■ **Data for processing**:
#####

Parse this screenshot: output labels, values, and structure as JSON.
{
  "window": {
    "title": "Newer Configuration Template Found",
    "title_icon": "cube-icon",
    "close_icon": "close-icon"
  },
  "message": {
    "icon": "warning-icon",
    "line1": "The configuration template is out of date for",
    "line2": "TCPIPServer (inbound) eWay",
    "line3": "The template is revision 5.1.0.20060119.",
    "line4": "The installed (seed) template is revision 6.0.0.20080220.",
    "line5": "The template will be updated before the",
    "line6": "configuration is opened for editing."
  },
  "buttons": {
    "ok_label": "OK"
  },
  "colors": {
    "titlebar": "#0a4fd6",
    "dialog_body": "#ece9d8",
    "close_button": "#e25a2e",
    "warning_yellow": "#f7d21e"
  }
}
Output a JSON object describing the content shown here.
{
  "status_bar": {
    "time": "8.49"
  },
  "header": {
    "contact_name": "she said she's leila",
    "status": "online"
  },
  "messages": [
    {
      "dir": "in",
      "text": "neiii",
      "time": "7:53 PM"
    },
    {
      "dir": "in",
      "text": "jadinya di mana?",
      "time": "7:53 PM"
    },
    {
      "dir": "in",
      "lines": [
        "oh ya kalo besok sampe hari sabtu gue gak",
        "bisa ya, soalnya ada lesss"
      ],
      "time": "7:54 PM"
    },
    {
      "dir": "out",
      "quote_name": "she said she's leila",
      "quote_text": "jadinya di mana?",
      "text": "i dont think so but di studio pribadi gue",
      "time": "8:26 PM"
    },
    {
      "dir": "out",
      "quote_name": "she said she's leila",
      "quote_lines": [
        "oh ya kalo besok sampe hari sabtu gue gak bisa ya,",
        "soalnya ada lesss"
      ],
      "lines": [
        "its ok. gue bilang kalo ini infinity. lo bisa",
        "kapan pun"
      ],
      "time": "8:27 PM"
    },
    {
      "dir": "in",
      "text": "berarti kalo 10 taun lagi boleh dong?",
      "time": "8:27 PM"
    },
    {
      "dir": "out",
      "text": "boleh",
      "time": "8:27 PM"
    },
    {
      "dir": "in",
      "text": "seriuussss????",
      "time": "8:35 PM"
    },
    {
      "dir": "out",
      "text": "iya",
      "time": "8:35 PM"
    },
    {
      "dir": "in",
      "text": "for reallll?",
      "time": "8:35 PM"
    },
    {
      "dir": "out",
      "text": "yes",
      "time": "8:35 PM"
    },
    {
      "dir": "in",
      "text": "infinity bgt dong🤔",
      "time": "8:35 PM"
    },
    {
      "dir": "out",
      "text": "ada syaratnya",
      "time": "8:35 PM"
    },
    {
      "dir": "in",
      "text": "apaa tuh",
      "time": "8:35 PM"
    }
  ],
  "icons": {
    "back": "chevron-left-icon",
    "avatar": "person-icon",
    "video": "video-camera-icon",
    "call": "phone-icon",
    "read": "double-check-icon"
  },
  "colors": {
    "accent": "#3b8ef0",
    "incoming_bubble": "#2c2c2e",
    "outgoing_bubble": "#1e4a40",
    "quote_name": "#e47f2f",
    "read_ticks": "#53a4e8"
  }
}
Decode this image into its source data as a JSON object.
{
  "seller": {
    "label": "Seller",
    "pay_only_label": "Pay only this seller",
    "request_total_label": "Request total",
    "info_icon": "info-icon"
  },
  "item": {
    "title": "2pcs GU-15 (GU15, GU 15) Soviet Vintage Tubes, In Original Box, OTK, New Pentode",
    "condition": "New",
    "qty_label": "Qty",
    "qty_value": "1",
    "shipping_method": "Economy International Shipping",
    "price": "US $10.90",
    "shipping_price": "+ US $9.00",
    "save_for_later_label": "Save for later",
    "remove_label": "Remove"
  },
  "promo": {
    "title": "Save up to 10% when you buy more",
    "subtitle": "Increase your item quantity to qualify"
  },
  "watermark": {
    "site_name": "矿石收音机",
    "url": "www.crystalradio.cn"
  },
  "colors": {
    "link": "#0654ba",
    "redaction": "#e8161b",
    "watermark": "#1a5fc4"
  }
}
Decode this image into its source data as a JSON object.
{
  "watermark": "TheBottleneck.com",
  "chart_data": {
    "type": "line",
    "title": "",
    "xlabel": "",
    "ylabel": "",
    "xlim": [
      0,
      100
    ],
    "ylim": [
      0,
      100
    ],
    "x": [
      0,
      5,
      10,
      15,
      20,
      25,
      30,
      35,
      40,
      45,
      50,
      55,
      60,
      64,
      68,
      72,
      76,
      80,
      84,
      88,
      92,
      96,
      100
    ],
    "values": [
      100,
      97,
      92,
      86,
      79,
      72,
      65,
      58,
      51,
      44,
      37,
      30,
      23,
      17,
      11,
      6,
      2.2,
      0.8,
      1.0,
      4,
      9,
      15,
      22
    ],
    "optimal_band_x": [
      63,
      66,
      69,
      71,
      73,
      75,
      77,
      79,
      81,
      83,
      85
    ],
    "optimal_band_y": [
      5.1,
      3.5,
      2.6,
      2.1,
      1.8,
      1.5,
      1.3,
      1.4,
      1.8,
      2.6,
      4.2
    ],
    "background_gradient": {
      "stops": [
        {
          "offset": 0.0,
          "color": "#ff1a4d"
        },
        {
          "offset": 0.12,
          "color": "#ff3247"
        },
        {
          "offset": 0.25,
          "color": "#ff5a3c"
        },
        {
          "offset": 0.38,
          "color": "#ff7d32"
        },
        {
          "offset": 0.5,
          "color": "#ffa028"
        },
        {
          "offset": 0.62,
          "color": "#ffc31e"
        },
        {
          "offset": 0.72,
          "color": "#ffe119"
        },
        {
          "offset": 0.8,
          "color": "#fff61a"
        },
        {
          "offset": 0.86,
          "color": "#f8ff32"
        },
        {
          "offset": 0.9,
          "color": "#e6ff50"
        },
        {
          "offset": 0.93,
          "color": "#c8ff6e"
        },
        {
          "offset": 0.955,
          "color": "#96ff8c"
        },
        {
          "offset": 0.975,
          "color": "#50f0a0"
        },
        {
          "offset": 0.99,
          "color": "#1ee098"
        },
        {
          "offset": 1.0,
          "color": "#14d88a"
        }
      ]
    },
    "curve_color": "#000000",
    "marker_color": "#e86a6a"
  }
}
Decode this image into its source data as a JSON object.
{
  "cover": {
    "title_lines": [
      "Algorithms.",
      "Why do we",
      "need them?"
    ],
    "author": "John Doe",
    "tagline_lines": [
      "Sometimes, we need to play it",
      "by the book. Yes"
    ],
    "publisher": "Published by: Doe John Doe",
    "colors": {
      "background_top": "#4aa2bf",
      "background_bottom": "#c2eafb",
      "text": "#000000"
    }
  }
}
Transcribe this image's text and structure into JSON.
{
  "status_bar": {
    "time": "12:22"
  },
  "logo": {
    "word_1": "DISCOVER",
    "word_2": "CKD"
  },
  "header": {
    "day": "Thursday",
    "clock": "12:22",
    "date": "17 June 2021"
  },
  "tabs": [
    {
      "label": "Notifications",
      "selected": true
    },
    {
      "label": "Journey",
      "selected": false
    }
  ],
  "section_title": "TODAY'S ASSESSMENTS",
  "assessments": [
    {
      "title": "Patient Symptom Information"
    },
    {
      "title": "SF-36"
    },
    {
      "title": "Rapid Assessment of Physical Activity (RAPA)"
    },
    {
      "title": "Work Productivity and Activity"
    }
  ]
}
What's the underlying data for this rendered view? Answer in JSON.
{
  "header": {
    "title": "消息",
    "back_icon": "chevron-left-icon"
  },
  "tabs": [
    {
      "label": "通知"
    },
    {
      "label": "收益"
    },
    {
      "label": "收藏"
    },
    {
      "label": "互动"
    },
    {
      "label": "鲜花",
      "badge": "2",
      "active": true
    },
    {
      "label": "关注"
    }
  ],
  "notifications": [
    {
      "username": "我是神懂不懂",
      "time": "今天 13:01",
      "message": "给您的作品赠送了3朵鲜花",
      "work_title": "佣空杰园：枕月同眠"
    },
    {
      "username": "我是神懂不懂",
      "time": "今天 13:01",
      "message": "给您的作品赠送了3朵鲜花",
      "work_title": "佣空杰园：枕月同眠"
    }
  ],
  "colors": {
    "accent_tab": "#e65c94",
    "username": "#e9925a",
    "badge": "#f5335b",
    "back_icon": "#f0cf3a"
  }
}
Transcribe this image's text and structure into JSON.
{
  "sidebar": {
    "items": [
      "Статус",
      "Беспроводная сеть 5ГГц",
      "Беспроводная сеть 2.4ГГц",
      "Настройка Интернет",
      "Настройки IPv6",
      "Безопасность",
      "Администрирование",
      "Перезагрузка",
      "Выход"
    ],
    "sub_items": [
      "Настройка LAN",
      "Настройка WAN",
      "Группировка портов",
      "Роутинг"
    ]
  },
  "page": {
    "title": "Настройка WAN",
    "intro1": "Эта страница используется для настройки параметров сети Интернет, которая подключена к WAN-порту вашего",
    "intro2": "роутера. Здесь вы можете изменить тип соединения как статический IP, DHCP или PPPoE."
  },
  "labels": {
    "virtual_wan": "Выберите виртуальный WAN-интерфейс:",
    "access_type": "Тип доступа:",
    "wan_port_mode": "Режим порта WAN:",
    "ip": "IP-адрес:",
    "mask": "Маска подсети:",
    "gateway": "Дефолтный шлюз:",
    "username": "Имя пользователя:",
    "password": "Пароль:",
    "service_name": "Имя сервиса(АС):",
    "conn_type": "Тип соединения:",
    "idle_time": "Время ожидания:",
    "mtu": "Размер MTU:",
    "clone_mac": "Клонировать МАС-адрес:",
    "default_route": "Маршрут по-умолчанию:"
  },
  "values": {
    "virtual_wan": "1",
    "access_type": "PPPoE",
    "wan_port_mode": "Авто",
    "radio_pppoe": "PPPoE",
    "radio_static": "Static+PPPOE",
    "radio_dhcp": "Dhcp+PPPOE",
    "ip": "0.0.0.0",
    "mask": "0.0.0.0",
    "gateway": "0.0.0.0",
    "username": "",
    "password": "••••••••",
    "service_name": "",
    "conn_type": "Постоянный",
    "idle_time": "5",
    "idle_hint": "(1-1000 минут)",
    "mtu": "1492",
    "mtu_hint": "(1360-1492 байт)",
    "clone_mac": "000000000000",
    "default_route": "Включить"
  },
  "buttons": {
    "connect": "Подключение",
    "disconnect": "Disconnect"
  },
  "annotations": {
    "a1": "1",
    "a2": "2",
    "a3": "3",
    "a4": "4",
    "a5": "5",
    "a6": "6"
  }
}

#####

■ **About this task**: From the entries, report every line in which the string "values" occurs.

■ **Answer section**:
Parse this screenshot: output labels, values, and structure as JSON.
    "values": [
  "values": {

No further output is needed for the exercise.